Michelle Welling

Navigating Natural Hair and Fitness

Words by Kira West

exercise with afro hair

The song “ I am not my hair” by India Aire always plays in my mind as I reflect on the ways in which I’m so much more than my hair. But as a Black woman it’s played such a key role in my decision making, especially around wellness. 

As an Afro-Carribean woman with hair that is thick, curly and tightly coiled, I’ve faced many challenging choices. I want to feel comfortable, whether I’m at work or working out. Fitness is my pathway to mental clarity, and I really do love a good sweat. But working out with Black hair whether it’s natural, relaxed, braided or in a weave is a process in itself. Very few people have a hair texture that allows for just a quick spritz of dry shampoo post workout. Black women have hair that can do so many amazing things, but that also means more intensive maintenance, more money spent on wigs, weaves and braids plus so many products for upkeep. 

TOUGH CHOICES: NATURAL HAIR AND FITNESS

For years I tried to find ways to work out and keep my hair straight, to maintain a weave or a straight style that I felt looked neat enough for work. I failed often. Either my hair took a beating from the constant heat to try and keep it straight, or I wasn’t able to take my favourite sweatier classes or run as often as I wanted to. The calculation that goes into the decision to workout is so far beyond what many people may realise when you’ve got to add professional development and work into the equation. 

After several years of trying to fit in my workouts while maintaining straight hair, I decided a decision had to be made. My hair was mostly relaxed at the time, damaged from the heat that I used daily to keep it straight and from the tight buns I wore to quickly make my curls neater. I felt that there had to be a better solution. So I decided to get braids and hoped that they wouldn’t come off as unprofessional because they were down to my waistline. 

afro braids for working out

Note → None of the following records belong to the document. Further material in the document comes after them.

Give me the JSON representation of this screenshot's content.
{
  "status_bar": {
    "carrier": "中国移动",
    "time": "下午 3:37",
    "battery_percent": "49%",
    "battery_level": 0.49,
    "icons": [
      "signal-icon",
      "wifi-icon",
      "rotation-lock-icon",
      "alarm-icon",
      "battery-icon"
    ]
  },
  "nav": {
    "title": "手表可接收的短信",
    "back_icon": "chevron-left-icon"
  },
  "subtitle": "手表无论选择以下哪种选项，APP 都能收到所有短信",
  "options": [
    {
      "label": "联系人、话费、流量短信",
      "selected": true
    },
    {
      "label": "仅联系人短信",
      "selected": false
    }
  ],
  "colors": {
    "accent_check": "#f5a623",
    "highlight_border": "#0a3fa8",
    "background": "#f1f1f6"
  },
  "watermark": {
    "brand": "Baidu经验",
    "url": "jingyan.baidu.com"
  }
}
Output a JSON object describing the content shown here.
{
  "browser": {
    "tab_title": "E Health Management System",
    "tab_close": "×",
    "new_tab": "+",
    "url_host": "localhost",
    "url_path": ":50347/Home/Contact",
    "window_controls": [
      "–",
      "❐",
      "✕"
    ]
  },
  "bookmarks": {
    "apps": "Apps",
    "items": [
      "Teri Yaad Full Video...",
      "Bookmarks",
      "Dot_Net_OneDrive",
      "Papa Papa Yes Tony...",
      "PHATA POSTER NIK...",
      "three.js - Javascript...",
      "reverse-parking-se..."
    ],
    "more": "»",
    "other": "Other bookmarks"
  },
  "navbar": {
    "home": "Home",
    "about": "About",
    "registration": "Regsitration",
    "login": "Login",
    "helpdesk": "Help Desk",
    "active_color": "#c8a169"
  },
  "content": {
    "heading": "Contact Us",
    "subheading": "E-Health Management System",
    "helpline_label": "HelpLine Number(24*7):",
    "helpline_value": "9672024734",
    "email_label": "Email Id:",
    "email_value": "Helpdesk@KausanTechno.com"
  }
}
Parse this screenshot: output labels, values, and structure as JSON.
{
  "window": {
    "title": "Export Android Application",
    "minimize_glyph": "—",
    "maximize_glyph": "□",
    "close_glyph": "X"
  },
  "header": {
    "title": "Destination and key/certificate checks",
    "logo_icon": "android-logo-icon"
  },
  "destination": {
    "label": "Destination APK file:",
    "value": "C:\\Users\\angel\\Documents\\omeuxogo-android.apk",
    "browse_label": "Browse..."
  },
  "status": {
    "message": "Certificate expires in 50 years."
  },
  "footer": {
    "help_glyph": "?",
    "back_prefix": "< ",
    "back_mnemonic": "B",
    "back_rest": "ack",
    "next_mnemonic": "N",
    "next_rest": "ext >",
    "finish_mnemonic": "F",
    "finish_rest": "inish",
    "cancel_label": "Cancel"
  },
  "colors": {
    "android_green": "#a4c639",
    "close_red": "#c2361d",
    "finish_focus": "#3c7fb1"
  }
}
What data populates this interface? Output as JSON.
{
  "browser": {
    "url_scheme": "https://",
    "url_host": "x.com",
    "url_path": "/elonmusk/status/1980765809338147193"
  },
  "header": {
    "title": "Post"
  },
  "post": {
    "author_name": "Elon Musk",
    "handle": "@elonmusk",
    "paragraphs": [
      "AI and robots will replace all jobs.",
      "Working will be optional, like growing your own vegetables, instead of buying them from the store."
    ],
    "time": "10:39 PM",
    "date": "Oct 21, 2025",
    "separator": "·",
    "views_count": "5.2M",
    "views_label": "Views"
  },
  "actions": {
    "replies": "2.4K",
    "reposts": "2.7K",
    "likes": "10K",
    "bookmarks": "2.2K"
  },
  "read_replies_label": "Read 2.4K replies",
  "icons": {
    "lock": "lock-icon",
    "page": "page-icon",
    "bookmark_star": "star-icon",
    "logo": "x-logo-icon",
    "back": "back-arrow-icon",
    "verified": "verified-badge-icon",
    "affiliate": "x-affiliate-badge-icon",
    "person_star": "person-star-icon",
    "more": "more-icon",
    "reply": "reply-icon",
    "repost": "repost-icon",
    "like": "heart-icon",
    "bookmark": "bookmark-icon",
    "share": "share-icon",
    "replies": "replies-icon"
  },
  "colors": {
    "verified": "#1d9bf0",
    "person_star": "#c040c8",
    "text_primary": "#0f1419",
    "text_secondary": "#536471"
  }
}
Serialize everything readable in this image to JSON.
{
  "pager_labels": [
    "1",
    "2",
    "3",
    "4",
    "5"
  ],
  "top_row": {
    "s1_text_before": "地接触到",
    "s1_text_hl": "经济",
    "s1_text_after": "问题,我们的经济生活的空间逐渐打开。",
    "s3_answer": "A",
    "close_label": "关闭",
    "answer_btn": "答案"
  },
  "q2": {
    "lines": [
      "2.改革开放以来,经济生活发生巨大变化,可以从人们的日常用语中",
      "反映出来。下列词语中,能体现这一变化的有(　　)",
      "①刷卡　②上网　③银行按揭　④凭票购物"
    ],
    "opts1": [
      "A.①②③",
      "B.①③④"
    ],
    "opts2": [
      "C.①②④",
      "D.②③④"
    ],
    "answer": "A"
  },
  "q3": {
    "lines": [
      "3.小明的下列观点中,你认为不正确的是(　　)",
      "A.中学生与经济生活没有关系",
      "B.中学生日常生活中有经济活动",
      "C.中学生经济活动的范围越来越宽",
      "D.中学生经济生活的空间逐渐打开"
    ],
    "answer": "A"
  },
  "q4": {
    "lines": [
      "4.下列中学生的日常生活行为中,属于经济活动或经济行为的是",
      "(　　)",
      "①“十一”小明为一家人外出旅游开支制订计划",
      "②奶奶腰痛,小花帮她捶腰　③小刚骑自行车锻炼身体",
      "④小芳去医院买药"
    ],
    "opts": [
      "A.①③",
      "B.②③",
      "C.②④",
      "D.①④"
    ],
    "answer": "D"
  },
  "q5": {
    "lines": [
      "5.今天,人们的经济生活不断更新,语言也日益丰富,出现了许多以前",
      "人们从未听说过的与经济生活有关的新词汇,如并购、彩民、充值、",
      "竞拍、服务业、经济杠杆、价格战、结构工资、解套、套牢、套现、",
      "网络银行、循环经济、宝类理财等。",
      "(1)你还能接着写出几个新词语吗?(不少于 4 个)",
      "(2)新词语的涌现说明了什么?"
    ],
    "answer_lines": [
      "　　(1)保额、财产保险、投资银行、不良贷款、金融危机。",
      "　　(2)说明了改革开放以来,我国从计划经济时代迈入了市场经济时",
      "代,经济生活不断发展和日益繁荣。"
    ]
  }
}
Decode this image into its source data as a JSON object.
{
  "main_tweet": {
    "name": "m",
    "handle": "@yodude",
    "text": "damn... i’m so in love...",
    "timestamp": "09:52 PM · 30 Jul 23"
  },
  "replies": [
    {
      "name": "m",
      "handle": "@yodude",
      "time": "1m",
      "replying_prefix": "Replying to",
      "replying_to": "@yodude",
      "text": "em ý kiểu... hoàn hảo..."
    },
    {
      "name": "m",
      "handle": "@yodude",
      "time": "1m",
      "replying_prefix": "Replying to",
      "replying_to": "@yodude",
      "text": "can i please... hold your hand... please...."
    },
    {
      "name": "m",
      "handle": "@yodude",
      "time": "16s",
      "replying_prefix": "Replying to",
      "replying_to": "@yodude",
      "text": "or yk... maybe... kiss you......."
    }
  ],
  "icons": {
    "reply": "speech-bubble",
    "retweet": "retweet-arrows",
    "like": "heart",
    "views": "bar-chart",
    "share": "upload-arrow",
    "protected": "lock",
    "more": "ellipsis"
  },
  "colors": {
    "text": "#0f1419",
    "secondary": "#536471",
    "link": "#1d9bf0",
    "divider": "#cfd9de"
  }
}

I thought this would be the real hair solution but there really isn’t one - for Black Women it’s a constant balancing act. Braids can be a protective style that is relatively easy to maintain, but you’ve still got to care for your sweaty scalp and keep the braids clean which takes time. Braids also add 3-5 lbs on to your workout, which can be an additional challenge. Nonetheless, I’ve found knotless braids to be the best solution for my active lifestyle. This is a personal choice based on my decision to prioritise my sweaty workouts, which represent my ultimate ‘me’ time. The ‘me time’ that makes me a better daughter, friend, sister, girlfriend and employee. 

However you choose to wear your hair, take back the power and choose what works best for you. If you’re struggling to make your active lifestyle work with your natural coils and curls, here are 5  tips that have really helped me! 

working out with afro hair

5 TIPS FOR WORKING OUT WITH CURLY HAIR

1. Embrace your texture and length

Your hair is beautiful in whatever state you choose to keep it in and should be loved. Black Hair is so dynamic, we don’t give it enough credit. People wish for hair that can do the multitude of things our coils can. There will always be some styling work required, but having hair that is dynamic is an incredible thing!

2. Protective styles are useful, but still require maintenance

Try to workout with your hair up if possible, to avoid sweat on the ends of your hair. After you’re finished working out, allow your hair to dry before taking down your style.

3. Cleanse and treat your scalp

Use a scalp oil or treatment on your dry post-workout scalp to avoid sweaty build up and keep it fresh and healthy.

4. Use a Silk or Satin Wrap

This will really help protect your edges! Using a scarf can help maintain your style for longer without damaging the hair. If you’ve got curls, you can easily put them up using silk or satin wraps and scrunchies.

5. Use a heat protecting serum/spray

Always use heat protection then allow your hair to dry before applying heat. Heat in itself isn’t bad for your hair, but when you apply it consistently without any sort of heat protection it can definitely cause long lasting damage.

how to exercise with afro hair

CONCLUSION

These are a few of my key takeaways after years of working out with a variety of hairstyles. Ultimately as Black Women our hair is just one of many challenging choices we’re faced with in our lives. But now is the perfect time to take control and confidently do the things we love. It may not always be easy, but it’s definitely worth it to be able to show up as our best selves.